*What is being asked*:
Your answer should be every line from the records that contains "JSON".

*Data to process*:
____
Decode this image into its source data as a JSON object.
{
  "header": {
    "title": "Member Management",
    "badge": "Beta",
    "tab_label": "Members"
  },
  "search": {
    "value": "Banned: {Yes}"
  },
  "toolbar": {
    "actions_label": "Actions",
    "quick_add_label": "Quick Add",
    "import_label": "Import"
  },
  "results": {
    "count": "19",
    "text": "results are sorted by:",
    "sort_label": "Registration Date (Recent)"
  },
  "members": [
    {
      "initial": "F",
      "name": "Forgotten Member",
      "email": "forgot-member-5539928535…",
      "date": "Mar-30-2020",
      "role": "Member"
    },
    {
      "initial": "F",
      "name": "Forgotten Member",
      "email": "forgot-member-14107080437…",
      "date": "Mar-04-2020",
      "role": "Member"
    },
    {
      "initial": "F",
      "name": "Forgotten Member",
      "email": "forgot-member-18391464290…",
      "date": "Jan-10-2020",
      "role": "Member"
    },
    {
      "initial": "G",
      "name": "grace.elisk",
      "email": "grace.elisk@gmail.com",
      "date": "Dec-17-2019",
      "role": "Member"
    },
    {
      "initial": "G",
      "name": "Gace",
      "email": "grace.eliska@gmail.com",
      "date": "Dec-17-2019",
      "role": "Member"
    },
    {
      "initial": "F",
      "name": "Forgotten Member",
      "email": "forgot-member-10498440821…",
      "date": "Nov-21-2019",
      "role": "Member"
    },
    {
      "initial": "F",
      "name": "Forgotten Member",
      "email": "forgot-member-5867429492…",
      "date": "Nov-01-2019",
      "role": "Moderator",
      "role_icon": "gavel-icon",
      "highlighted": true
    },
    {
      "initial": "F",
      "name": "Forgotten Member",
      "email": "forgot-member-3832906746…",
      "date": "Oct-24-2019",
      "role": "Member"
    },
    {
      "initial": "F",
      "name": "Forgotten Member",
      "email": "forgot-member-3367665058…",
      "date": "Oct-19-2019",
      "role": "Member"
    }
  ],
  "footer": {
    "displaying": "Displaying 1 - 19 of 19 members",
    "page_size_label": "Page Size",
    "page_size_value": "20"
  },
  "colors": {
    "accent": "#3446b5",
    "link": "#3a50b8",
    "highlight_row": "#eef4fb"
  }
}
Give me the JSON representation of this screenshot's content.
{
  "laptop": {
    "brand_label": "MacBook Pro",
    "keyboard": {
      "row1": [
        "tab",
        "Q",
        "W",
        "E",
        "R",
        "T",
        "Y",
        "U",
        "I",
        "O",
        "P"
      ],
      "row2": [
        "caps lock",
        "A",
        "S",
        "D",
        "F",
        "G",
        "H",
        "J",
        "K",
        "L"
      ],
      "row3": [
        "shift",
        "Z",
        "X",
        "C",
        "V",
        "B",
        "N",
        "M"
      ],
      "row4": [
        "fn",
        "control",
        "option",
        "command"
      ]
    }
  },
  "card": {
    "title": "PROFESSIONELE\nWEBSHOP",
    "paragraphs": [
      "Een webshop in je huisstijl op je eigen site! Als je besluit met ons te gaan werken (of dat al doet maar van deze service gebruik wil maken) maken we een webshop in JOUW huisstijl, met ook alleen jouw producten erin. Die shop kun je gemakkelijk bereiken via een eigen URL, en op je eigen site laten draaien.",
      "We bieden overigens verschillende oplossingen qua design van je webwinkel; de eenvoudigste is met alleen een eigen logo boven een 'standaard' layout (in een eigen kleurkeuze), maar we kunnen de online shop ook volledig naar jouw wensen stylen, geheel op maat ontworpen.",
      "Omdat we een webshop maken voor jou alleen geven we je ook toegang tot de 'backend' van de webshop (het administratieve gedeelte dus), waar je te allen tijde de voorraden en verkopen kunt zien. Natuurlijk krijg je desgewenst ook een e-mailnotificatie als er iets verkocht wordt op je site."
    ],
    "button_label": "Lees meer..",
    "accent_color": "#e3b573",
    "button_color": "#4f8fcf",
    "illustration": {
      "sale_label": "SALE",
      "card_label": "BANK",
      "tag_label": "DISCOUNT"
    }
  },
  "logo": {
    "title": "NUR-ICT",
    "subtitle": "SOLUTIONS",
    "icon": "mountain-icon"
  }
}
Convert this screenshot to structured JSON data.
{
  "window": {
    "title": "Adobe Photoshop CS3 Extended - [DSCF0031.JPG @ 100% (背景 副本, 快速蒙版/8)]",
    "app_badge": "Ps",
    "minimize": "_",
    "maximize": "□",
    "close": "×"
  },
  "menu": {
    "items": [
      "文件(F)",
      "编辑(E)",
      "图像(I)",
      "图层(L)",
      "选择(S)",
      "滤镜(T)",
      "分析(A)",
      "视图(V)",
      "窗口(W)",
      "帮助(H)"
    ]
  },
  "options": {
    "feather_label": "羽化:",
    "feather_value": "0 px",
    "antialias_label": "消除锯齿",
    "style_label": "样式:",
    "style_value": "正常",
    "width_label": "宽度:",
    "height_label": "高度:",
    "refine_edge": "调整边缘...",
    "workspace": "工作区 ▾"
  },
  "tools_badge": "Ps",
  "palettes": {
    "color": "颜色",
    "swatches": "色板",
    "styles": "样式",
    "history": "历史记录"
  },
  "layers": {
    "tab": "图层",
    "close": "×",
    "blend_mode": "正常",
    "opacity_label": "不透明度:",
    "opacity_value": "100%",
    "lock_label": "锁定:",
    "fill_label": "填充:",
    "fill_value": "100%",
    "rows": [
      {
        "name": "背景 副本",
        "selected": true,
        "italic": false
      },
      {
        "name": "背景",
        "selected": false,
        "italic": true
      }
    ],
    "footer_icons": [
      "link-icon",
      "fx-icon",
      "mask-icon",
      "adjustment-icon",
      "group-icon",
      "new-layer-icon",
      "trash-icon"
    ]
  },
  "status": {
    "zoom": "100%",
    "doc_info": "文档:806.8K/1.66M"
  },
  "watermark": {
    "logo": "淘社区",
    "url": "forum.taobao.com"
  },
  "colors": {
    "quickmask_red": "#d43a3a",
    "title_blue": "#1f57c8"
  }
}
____
*Output of the task*:
Decode this image into its source data as a JSON object.
Give me the JSON representation of this screenshot's content.
Convert this screenshot to structured JSON data.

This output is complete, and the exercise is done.